UK Proxy Service Resurrected
Only a few days after the British “piracy police” shut down the proxy service called Immunicity and arrested its owner, the service (or its clones, to be precise) resurrected. Just like the original service, the new ones allow Internet users to access The Pirate Bay and other blocked websites completely free of charge.
Original Immunicity launched back in 2013, with its owner claiming that he set up the service as a protest against increasing censorship efforts in the country. His motivation came from the famous John Gilmore quote that you could find on the main page of Immunicity: “The Net interprets censorship as damage and routes around it”. This is what the proxy service strived to offer.
People who set up their browser to work with this UK service could gain access to blocked websites by running their traffic via its proxy server. It took them just a few clicks to unblock any censored website, hassle free.
Immunicity has been there for more than a year and helped tens of thousands of people to access censored portals, but was shut down a few days ago. Following the complaints from copyright holders, City of London Police labeled Immunicity a criminal operation, shut down the service and arrested its 20-year-old owner.
Apparently, they tried to send a deterrent message and make it harder for the public to access blocked websites. However, it brought just the opposite result. Mere days after the original proxy service was taken offline, multiples clones have emerged: two of them are Immunicity.co.uk and Immun.es, both offering the same unblocking functionality for everyone and for free.
This once again showed the UK police that censorship enforcement may lead to counterproductive results. The operator of Immum.es admitted he has taken the necessary precautions to hide his identity when purchasing both the domain and server. The new website uses a hosting service allowing proxies and offers unmetered bandwidth – all of this should guarantee smooth operation. It is also known that the backend is coded in node.js, which might be released as open source later.
As you can see, the end result is that the actions of the British “pirate police” only have made matters worse, from their own perspective. They got rid of one Immunicity, but got two instead, and many more may come in the future.
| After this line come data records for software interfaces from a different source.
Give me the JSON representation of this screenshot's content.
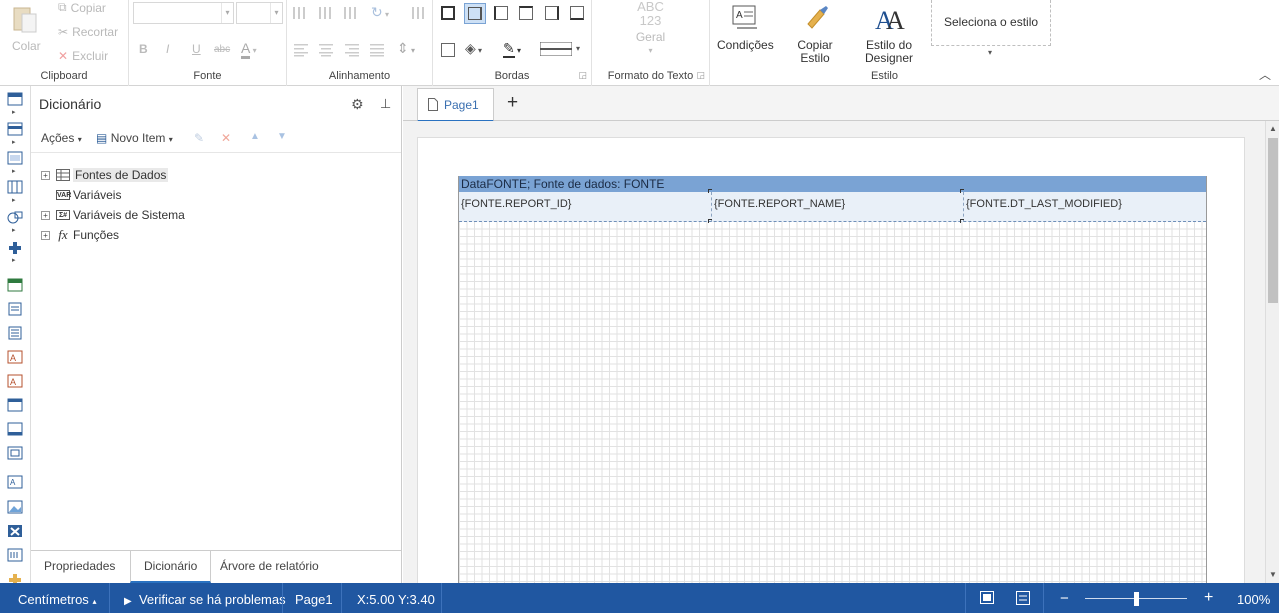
{
  "ribbon": {
    "clipboard": {
      "paste": "Colar",
      "copy": "Copiar",
      "cut": "Recortar",
      "delete": "Excluir",
      "group_label": "Clipboard"
    },
    "font": {
      "group_label": "Fonte",
      "bold": "B",
      "italic": "I",
      "underline": "U",
      "strike": "abc"
    },
    "alignment": {
      "group_label": "Alinhamento"
    },
    "borders": {
      "group_label": "Bordas"
    },
    "text_format": {
      "abc": "ABC",
      "num": "123",
      "general": "Geral",
      "group_label": "Formato do Texto"
    },
    "style": {
      "conditions": "Condições",
      "copy_style": "Copiar Estilo",
      "designer_style_line1": "Estilo do",
      "designer_style_line2": "Designer",
      "select_style": "Seleciona o estilo",
      "group_label": "Estilo"
    }
  },
  "dictionary": {
    "title": "Dicionário",
    "toolbar": {
      "actions": "Ações",
      "new_item": "Novo Item"
    },
    "tree": [
      {
        "label": "Fontes de Dados",
        "expandable": true,
        "icon": "datasource-icon"
      },
      {
        "label": "Variáveis",
        "expandable": false,
        "icon": "variables-icon"
      },
      {
        "label": "Variáveis de Sistema",
        "expandable": true,
        "icon": "system-variables-icon"
      },
      {
        "label": "Funções",
        "expandable": true,
        "icon": "functions-icon"
      }
    ],
    "tabs": [
      "Propriedades",
      "Dicionário",
      "Árvore de relatório"
    ],
    "active_tab": 1
  },
  "pages": {
    "tab_label": "Page1"
  },
  "report": {
    "band_header": "DataFONTE; Fonte de dados: FONTE",
    "cells": [
      "{FONTE.REPORT_ID}",
      "{FONTE.REPORT_NAME}",
      "{FONTE.DT_LAST_MODIFIED}"
    ]
  },
  "statusbar": {
    "units": "Centímetros",
    "check": "Verificar se há problemas",
    "page": "Page1",
    "coords": "X:5.00 Y:3.40",
    "zoom_minus": "−",
    "zoom_plus": "+",
    "zoom": "100%",
    "zoom_level": 0.5
  },
  "colors": {
    "accent": "#2057a1",
    "band": "#7aa3d4",
    "tab_underline": "#2a72c1"
  }
}
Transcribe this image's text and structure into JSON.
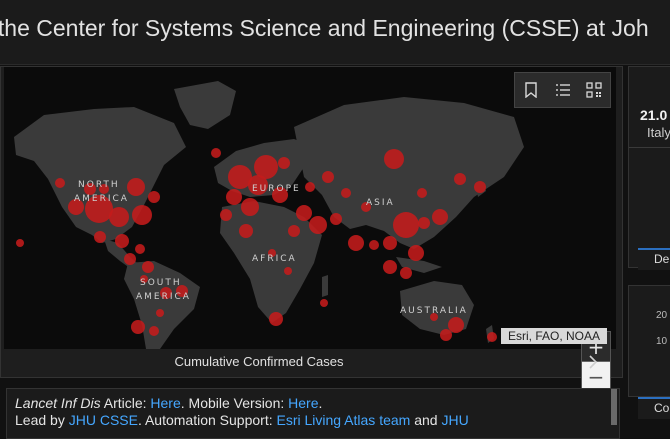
{
  "header": {
    "title": "y the Center for Systems Science and Engineering (CSSE) at Joh"
  },
  "map": {
    "continent_labels": [
      "NORTH",
      "AMERICA",
      "EUROPE",
      "ASIA",
      "AFRICA",
      "SOUTH",
      "AMERICA",
      "AUSTRALIA"
    ],
    "tools": [
      "bookmark-icon",
      "legend-list-icon",
      "qr-code-icon"
    ],
    "zoom_in": "+",
    "zoom_out": "−",
    "attribution": "Esri, FAO, NOAA",
    "caption": "Cumulative Confirmed Cases",
    "colors": {
      "bubble": "#c41b1b",
      "land": "#3a3a3a",
      "ocean": "#0b0b0b"
    }
  },
  "info": {
    "line1": {
      "journal": "Lancet Inf Dis",
      "article_label": " Article: ",
      "here1": "Here",
      "mobile_label": ". Mobile Version: ",
      "here2": "Here",
      "end": "."
    },
    "line2": {
      "lead_label": "Lead by ",
      "jhu_csse": "JHU CSSE",
      "automation_label": ". Automation Support: ",
      "esri_team": "Esri Living Atlas team",
      "and_label": " and ",
      "jhu": "JHU"
    }
  },
  "right": {
    "card_number": "21.0",
    "card_country": "Italy",
    "tab1": "De",
    "axis_a": "20",
    "axis_b": "10",
    "tab2": "Co"
  }
}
Thanks to TorrentFreak for providing the source of the article.
Edited by Stonegimp, 15 August 2014 - 01:00 AM.